*This post contains affiliate links.  When you click through and buy from amazon from our site, we receive a small percentage commission which we use to help fund this blog!*

Posted in Book Reviews, Having It All, Importance of Mothers, Reading, Using Our Minds | 1 Comment

When Mom Leaves: Illness

Today, I’d like to finish up my series on daycare. (I know, it’s been a few weeks…I get distracted!) If you’ve forgotten where (or why) we started, here’s the beginning post in the series.

I remember taking my oldest son to the doctor’s office for his first ear infection where he was almost a year old. I was bummed, and worried (new mom!), but the nurses were amazed that we hadn’t been in before that. When I asked why, they said that it is not uncommon for a baby to have 4-5 ear infections in his first year of life.

What my doctor’s nurses didn’t tell me that trip is that whether a child is cared for in their own home or cared for in a day-care setting is one of the main factors contributing to the number of colds, and consequently secondary ear infections, in babies.

Daycare centers are breeding grounds for disease. You see all the things you would expect to see, like colds and coughs and the flu, but they also breed other nasty diseases, like hepatitis A. In fact, when you look at who’s at risk for hepatits A, it’s daycare workers and children, especially those under 1. For the under-1 crowd, who are constantly creating messy diapers and are constantly putting their hands in their mouths, it’s very easy to see how a nasty disease like this would spread in a daycare setting.

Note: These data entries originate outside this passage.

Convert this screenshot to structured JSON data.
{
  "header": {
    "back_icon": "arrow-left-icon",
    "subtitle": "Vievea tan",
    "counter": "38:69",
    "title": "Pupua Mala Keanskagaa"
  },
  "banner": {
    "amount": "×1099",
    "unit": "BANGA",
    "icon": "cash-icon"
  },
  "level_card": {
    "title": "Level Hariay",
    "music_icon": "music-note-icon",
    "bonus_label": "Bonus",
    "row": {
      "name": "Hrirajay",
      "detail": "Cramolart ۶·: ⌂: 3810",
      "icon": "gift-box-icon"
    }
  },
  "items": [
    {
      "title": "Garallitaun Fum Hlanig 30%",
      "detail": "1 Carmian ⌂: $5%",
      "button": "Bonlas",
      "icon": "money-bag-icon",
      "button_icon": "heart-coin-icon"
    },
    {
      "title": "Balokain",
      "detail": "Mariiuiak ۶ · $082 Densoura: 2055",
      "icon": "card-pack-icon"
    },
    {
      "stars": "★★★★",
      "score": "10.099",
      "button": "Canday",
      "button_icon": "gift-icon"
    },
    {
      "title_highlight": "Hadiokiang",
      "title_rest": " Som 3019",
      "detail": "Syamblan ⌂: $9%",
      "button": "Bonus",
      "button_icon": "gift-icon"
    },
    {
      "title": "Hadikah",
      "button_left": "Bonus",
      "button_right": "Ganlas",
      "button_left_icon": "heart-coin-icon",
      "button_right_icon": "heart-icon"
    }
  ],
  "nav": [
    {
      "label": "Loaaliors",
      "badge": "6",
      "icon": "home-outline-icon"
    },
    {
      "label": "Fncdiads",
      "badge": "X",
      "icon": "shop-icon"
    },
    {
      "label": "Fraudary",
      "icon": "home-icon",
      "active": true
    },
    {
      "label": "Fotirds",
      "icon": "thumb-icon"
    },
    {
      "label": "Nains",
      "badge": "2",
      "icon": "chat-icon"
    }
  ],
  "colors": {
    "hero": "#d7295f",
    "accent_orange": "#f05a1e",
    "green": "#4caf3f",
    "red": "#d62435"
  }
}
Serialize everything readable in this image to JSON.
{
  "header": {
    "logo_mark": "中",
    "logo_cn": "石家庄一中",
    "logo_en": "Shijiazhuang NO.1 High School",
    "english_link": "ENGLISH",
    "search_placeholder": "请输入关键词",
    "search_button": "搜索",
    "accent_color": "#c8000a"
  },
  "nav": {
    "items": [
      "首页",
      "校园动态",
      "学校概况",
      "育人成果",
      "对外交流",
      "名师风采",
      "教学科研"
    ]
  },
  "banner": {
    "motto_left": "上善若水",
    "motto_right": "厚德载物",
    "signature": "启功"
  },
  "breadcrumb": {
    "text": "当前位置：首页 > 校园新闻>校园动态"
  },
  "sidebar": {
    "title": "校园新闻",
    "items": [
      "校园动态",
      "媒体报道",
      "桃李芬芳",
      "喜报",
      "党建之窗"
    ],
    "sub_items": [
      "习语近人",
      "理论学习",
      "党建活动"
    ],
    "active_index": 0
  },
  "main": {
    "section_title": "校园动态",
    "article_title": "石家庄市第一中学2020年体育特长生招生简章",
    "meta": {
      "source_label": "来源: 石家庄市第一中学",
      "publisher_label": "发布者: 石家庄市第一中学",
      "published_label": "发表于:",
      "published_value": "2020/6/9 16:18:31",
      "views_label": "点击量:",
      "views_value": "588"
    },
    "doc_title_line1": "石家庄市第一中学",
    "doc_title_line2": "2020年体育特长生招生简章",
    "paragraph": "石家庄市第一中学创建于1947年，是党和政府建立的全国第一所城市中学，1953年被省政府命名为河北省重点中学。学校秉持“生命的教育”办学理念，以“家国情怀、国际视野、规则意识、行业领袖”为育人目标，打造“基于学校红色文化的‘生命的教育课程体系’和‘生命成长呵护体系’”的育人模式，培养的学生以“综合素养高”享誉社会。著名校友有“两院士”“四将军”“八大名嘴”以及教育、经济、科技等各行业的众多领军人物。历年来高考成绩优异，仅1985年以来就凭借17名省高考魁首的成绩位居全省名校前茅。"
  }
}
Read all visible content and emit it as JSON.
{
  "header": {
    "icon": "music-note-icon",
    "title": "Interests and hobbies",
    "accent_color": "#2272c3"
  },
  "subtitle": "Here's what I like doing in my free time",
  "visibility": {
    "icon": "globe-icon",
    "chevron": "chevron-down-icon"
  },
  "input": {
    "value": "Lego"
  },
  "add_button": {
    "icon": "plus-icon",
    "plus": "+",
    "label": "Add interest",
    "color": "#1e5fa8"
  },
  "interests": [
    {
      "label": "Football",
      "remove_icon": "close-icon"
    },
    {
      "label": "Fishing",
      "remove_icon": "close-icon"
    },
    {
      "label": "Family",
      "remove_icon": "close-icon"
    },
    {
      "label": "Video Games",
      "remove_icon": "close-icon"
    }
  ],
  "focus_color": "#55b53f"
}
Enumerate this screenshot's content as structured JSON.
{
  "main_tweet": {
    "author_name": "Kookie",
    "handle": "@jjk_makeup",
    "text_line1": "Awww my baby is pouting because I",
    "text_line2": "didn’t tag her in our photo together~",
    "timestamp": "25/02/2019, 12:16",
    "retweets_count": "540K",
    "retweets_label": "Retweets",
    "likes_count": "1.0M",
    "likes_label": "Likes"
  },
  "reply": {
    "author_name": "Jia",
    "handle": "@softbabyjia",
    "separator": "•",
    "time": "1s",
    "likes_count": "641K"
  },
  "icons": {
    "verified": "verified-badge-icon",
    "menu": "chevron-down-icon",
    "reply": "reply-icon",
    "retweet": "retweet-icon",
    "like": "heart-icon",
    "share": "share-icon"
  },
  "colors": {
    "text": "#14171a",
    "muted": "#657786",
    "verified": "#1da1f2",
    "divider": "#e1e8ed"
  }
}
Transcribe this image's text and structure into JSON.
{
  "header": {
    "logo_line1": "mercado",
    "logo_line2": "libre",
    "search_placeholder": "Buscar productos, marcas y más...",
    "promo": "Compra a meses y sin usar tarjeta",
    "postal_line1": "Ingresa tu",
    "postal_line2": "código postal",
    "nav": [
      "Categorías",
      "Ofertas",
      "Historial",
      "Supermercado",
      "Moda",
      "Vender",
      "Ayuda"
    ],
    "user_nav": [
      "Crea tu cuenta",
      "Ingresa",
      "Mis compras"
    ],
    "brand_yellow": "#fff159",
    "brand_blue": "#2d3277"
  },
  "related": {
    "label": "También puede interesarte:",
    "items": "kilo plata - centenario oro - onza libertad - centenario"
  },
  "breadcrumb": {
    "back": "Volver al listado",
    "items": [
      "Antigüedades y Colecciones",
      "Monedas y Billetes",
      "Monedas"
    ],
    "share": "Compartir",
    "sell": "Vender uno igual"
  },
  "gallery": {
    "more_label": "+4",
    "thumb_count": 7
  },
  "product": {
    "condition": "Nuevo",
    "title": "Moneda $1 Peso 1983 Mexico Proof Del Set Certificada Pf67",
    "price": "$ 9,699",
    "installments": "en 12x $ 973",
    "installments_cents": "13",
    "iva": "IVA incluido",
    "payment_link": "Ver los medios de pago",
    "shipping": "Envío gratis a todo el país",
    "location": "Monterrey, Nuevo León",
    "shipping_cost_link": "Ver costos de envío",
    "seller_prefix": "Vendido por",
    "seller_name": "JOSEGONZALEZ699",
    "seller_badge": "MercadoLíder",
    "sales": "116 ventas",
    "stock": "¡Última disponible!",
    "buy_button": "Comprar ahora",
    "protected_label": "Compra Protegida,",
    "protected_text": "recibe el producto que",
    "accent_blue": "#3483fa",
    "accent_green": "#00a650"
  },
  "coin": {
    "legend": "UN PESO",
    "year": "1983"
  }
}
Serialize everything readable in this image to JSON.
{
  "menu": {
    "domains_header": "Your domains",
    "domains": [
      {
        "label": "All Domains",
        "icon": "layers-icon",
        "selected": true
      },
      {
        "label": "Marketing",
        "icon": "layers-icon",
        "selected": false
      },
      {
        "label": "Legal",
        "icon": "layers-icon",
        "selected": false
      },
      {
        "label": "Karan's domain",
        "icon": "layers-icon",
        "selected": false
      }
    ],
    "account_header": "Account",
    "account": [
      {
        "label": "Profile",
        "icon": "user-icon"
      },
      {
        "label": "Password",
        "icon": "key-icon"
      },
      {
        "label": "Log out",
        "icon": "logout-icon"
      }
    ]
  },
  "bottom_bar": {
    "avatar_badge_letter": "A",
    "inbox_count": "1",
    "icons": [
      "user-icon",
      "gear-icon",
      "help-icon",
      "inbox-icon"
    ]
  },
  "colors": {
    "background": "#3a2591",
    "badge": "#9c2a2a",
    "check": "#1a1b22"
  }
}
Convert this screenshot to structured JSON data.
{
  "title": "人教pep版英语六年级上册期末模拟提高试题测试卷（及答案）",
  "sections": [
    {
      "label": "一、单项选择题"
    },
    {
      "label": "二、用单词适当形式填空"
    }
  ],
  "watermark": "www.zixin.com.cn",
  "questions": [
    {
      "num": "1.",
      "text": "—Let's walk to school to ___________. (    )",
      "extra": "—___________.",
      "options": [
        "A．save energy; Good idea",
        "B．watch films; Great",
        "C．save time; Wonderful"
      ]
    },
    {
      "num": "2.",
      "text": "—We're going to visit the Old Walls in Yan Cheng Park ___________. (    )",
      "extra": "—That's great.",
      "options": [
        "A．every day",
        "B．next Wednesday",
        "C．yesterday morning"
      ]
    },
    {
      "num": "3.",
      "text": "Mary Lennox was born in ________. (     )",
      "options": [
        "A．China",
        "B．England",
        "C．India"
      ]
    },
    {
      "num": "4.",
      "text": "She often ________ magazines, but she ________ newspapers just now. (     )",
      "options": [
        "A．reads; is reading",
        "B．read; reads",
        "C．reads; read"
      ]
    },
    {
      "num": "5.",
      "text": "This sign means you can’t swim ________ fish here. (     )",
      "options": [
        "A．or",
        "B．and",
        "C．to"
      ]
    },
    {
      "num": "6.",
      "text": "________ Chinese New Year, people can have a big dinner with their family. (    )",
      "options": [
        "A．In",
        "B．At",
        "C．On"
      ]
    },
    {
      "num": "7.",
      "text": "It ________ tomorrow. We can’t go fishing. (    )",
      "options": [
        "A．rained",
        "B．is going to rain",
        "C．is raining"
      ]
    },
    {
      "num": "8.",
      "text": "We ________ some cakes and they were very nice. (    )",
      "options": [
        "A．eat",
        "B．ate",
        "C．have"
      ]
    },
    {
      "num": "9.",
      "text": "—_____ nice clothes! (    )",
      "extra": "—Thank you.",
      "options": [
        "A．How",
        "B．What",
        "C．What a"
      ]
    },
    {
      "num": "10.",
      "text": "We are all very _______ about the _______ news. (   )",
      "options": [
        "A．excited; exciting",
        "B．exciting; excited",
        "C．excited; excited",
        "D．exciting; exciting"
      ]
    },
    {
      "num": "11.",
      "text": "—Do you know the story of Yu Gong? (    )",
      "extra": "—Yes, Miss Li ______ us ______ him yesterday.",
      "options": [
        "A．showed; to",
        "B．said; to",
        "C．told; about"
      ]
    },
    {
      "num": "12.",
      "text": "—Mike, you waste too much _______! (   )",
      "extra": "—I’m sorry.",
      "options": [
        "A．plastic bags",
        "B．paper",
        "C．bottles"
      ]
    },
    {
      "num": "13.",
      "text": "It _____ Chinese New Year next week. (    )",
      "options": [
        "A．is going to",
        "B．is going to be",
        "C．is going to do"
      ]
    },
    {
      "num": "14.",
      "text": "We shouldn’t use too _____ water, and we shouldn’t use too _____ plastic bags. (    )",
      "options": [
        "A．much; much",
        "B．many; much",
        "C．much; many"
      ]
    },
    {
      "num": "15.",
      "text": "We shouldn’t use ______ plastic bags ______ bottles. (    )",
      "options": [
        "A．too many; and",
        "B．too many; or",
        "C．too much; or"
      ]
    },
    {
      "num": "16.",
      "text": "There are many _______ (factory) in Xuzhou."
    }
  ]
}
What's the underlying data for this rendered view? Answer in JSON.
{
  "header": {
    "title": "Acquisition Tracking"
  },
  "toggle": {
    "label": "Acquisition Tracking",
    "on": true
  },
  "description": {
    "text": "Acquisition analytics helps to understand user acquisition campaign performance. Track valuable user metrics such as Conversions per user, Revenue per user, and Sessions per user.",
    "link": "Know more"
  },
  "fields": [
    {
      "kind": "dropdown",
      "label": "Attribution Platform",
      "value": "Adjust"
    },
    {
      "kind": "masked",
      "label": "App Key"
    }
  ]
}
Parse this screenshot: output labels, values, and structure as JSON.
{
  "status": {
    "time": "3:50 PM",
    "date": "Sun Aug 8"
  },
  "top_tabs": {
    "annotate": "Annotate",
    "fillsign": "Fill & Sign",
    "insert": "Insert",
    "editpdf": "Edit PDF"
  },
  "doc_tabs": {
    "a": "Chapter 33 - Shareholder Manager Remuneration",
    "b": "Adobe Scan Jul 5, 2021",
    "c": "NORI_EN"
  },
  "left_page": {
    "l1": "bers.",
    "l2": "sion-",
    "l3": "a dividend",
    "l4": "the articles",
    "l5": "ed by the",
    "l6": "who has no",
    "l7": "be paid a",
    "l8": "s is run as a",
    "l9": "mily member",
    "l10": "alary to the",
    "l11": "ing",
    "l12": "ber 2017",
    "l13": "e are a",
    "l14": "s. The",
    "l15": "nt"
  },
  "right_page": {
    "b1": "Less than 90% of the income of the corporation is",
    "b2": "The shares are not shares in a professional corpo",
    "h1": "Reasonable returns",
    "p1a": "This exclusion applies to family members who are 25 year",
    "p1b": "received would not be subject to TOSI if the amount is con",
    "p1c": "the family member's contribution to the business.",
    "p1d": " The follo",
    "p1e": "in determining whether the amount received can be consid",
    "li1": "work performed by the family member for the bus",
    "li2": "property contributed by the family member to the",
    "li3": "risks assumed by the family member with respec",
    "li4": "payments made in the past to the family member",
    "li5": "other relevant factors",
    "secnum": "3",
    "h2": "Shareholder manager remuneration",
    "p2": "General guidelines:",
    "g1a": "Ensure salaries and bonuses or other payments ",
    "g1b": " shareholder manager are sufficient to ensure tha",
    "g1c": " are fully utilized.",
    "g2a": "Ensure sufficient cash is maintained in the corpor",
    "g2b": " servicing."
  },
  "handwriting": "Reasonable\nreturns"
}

A nationwide survey showed that the spread of hepatitis within communities is often linked with daycare centers that provide care for children under two years. Large centers for infants and toddlers have the highest risk of outbreaks. (Dreskin, 71.)

Children in daycare, especially infants and toddlers, are at increased risk for acquiring and spreading infectious diseases, compared to children not in daycare. They have more respiratory, gastro-intestinal, skin and epidemic childhood infections, and are at a higher risk for serious secondary infections, e.g., meningitis, than are children in home care. Infectious diseases are more common and more severe, and more complications occur in the younger ages. (Bell, 116.)

Ask any pediatrician, and he will tell you: babies kept home are healthier than babies in daycare.

A common reaction to this fact is the idea that while babies will be sicker in their first few years of life, encountering all those germs early in life will lead to better immunity later.  But can we just step back for a minute and examine what we’re claiming? How could it ever be a good thing to expose an infant or a baby to disease? Their little immune systems are not as developed as ours, and their bodies as less able to handle sickness. They can’t express to us how they’re feeling, and sometimes it takes something truly drastic happening to us to realize how sick our children truly are. And given the number of cold viruses out there, how could we ever guarantee that a cold our child had as a baby would truly provide him immunization? While there is a place in responsible parenting for a parent to teach his child to ‘take their knocks,’ it does not seem like subjecting a baby to illness is the right place to start.

Instead of looking to expose our children to nasty and potentially permanently damaging diseases, let’s view ourselves as protectors. This starts in their earliest days, where the number of people that they’re exposed has a direct influence on their health. Let’s not keep telling ourselves that they’re resilient, in this area and in many others, and instead admit that they are tiny little people who need us to keep them safe.

Part 1 I Part 2 I Part 3 I Part 4 I Part 5


Works Cited:

Schlafly, Phyllis, Ed. Who Will Rock the Cradle. Dallas: Word Publishing, 1990.
Bell, Reed. “Health Risks from Daycare Diseases.” Schlafly 115-122.
Dreskin, William and Wendy. The Day Care Decision. New York: M. Evans and Company, Inc., 1983.

Posted in Daycare, For New Moms, Having It All, Using Our Minds | 1 Comment
  • banner sidebar
  • favorite books
  • When you search Amazon through our site or buy through the affiliate links in our posts, you're helping us cover the cost of maintaining this blog. Thank you!
  • banner sidebar
  • subscribe

Swedish Greys - a WordPress theme from Nordic Themepark.